Task description
This exercise calls for an exact copy of the data below.

═════ Records for this exercise

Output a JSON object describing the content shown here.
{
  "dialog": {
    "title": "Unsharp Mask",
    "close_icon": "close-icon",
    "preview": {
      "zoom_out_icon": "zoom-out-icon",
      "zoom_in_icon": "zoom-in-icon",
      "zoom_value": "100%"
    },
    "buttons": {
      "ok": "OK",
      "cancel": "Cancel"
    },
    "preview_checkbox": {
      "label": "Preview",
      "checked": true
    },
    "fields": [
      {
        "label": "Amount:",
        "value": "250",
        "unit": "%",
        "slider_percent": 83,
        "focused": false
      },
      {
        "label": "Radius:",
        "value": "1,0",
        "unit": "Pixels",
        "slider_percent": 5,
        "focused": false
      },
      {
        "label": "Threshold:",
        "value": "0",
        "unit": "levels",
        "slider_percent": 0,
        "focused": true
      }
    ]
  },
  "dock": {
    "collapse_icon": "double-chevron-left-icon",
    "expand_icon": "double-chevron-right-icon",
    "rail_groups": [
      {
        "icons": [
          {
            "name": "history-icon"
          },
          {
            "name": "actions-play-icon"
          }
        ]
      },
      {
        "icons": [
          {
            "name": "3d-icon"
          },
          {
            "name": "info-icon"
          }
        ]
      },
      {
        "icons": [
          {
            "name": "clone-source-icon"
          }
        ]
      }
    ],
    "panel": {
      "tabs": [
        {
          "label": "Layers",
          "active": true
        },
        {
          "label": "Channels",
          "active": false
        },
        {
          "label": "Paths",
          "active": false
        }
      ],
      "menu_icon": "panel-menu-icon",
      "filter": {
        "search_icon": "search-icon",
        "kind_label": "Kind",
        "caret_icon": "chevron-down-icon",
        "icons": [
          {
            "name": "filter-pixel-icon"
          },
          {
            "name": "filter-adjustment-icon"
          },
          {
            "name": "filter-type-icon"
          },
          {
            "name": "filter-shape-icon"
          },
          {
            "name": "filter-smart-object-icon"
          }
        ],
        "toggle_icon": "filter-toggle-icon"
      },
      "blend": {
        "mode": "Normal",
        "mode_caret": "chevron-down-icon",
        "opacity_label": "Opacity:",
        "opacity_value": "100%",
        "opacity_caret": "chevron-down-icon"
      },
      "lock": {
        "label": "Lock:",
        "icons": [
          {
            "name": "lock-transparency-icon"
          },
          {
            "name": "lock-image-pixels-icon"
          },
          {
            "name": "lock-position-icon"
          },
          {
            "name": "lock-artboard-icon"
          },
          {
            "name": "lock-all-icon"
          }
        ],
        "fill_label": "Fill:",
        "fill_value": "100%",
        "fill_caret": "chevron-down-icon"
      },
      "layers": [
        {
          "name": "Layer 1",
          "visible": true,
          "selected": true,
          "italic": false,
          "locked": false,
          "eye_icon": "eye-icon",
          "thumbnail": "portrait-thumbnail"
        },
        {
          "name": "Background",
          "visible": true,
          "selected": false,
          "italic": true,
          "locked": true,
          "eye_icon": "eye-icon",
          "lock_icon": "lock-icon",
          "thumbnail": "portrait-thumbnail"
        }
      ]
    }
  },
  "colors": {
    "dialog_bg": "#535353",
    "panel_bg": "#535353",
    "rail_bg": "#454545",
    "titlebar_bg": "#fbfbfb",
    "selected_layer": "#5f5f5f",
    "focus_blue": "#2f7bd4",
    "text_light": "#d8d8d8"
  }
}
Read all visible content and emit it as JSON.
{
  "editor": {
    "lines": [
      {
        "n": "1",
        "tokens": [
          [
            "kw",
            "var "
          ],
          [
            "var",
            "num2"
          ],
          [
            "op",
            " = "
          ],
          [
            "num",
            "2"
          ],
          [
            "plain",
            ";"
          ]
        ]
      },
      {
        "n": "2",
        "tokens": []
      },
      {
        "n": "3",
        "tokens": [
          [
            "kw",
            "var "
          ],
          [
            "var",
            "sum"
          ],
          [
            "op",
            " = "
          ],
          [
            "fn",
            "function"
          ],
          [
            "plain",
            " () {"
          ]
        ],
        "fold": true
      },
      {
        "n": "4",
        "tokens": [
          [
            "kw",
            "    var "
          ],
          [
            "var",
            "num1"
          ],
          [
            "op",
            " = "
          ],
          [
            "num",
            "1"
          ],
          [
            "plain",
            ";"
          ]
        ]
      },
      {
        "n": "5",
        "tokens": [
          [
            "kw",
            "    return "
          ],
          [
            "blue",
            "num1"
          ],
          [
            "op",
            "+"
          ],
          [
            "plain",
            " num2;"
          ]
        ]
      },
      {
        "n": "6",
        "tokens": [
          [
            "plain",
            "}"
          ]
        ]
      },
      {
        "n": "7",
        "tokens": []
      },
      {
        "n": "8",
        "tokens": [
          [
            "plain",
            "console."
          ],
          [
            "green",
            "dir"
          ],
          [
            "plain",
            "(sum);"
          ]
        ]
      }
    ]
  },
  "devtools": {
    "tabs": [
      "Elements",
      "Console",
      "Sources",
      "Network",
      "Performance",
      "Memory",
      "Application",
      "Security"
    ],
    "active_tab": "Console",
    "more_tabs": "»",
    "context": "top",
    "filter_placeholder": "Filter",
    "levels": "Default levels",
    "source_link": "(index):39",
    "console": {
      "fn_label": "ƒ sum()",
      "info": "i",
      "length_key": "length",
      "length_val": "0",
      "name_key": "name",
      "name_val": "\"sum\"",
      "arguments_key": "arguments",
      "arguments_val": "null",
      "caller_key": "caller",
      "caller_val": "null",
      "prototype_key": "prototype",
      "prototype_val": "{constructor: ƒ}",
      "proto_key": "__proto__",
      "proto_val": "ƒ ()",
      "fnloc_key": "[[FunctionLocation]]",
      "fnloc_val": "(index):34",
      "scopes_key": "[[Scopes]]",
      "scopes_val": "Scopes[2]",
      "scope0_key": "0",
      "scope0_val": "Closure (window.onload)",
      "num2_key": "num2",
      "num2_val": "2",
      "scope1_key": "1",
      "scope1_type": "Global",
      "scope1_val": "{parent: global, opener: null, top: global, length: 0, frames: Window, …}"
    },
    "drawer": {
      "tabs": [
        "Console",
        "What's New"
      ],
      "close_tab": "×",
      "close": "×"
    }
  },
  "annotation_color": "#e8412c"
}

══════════

Completed exercise
Output a JSON object describing the content shown here.
{
  "dialog": {
    "title": "Unsharp Mask",
    "close_icon": "close-icon",
    "preview": {
      "zoom_out_icon": "zoom-out-icon",
      "zoom_in_icon": "zoom-in-icon",
      "zoom_value": "100%"
    },
    "buttons": {
      "ok": "OK",
      "cancel": "Cancel"
    },
    "preview_checkbox": {
      "label": "Preview",
      "checked": true
    },
    "fields": [
      {
        "label": "Amount:",
        "value": "250",
        "unit": "%",
        "slider_percent": 83,
        "focused": false
      },
      {
        "label": "Radius:",
        "value": "1,0",
        "unit": "Pixels",
        "slider_percent": 5,
        "focused": false
      },
      {
        "label": "Threshold:",
        "value": "0",
        "unit": "levels",
        "slider_percent": 0,
        "focused": true
      }
    ]
  },
  "dock": {
    "collapse_icon": "double-chevron-left-icon",
    "expand_icon": "double-chevron-right-icon",
    "rail_groups": [
      {
        "icons": [
          {
            "name": "history-icon"
          },
          {
            "name": "actions-play-icon"
          }
        ]
      },
      {
        "icons": [
          {
            "name": "3d-icon"
          },
          {
            "name": "info-icon"
          }
        ]
      },
      {
        "icons": [
          {
            "name": "clone-source-icon"
          }
        ]
      }
    ],
    "panel": {
      "tabs": [
        {
          "label": "Layers",
          "active": true
        },
        {
          "label": "Channels",
          "active": false
        },
        {
          "label": "Paths",
          "active": false
        }
      ],
      "menu_icon": "panel-menu-icon",
      "filter": {
        "search_icon": "search-icon",
        "kind_label": "Kind",
        "caret_icon": "chevron-down-icon",
        "icons": [
          {
            "name": "filter-pixel-icon"
          },
          {
            "name": "filter-adjustment-icon"
          },
          {
            "name": "filter-type-icon"
          },
          {
            "name": "filter-shape-icon"
          },
          {
            "name": "filter-smart-object-icon"
          }
        ],
        "toggle_icon": "filter-toggle-icon"
      },
      "blend": {
        "mode": "Normal",
        "mode_caret": "chevron-down-icon",
        "opacity_label": "Opacity:",
        "opacity_value": "100%",
        "opacity_caret": "chevron-down-icon"
      },
      "lock": {
        "label": "Lock:",
        "icons": [
          {
            "name": "lock-transparency-icon"
          },
          {
            "name": "lock-image-pixels-icon"
          },
          {
            "name": "lock-position-icon"
          },
          {
            "name": "lock-artboard-icon"
          },
          {
            "name": "lock-all-icon"
          }
        ],
        "fill_label": "Fill:",
        "fill_value": "100%",
        "fill_caret": "chevron-down-icon"
      },
      "layers": [
        {
          "name": "Layer 1",
          "visible": true,
          "selected": true,
          "italic": false,
          "locked": false,
          "eye_icon": "eye-icon",
          "thumbnail": "portrait-thumbnail"
        },
        {
          "name": "Background",
          "visible": true,
          "selected": false,
          "italic": true,
          "locked": true,
          "eye_icon": "eye-icon",
          "lock_icon": "lock-icon",
          "thumbnail": "portrait-thumbnail"
        }
      ]
    }
  },
  "colors": {
    "dialog_bg": "#535353",
    "panel_bg": "#535353",
    "rail_bg": "#454545",
    "titlebar_bg": "#fbfbfb",
    "selected_layer": "#5f5f5f",
    "focus_blue": "#2f7bd4",
    "text_light": "#d8d8d8"
  }
}
Read all visible content and emit it as JSON.
{
  "editor": {
    "lines": [
      {
        "n": "1",
        "tokens": [
          [
            "kw",
            "var "
          ],
          [
            "var",
            "num2"
          ],
          [
            "op",
            " = "
          ],
          [
            "num",
            "2"
          ],
          [
            "plain",
            ";"
          ]
        ]
      },
      {
        "n": "2",
        "tokens": []
      },
      {
        "n": "3",
        "tokens": [
          [
            "kw",
            "var "
          ],
          [
            "var",
            "sum"
          ],
          [
            "op",
            " = "
          ],
          [
            "fn",
            "function"
          ],
          [
            "plain",
            " () {"
          ]
        ],
        "fold": true
      },
      {
        "n": "4",
        "tokens": [
          [
            "kw",
            "    var "
          ],
          [
            "var",
            "num1"
          ],
          [
            "op",
            " = "
          ],
          [
            "num",
            "1"
          ],
          [
            "plain",
            ";"
          ]
        ]
      },
      {
        "n": "5",
        "tokens": [
          [
            "kw",
            "    return "
          ],
          [
            "blue",
            "num1"
          ],
          [
            "op",
            "+"
          ],
          [
            "plain",
            " num2;"
          ]
        ]
      },
      {
        "n": "6",
        "tokens": [
          [
            "plain",
            "}"
          ]
        ]
      },
      {
        "n": "7",
        "tokens": []
      },
      {
        "n": "8",
        "tokens": [
          [
            "plain",
            "console."
          ],
          [
            "green",
            "dir"
          ],
          [
            "plain",
            "(sum);"
          ]
        ]
      }
    ]
  },
  "devtools": {
    "tabs": [
      "Elements",
      "Console",
      "Sources",
      "Network",
      "Performance",
      "Memory",
      "Application",
      "Security"
    ],
    "active_tab": "Console",
    "more_tabs": "»",
    "context": "top",
    "filter_placeholder": "Filter",
    "levels": "Default levels",
    "source_link": "(index):39",
    "console": {
      "fn_label": "ƒ sum()",
      "info": "i",
      "length_key": "length",
      "length_val": "0",
      "name_key": "name",
      "name_val": "\"sum\"",
      "arguments_key": "arguments",
      "arguments_val": "null",
      "caller_key": "caller",
      "caller_val": "null",
      "prototype_key": "prototype",
      "prototype_val": "{constructor: ƒ}",
      "proto_key": "__proto__",
      "proto_val": "ƒ ()",
      "fnloc_key": "[[FunctionLocation]]",
      "fnloc_val": "(index):34",
      "scopes_key": "[[Scopes]]",
      "scopes_val": "Scopes[2]",
      "scope0_key": "0",
      "scope0_val": "Closure (window.onload)",
      "num2_key": "num2",
      "num2_val": "2",
      "scope1_key": "1",
      "scope1_type": "Global",
      "scope1_val": "{parent: global, opener: null, top: global, length: 0, frames: Window, …}"
    },
    "drawer": {
      "tabs": [
        "Console",
        "What's New"
      ],
      "close_tab": "×",
      "close": "×"
    }
  },
  "annotation_color": "#e8412c"
}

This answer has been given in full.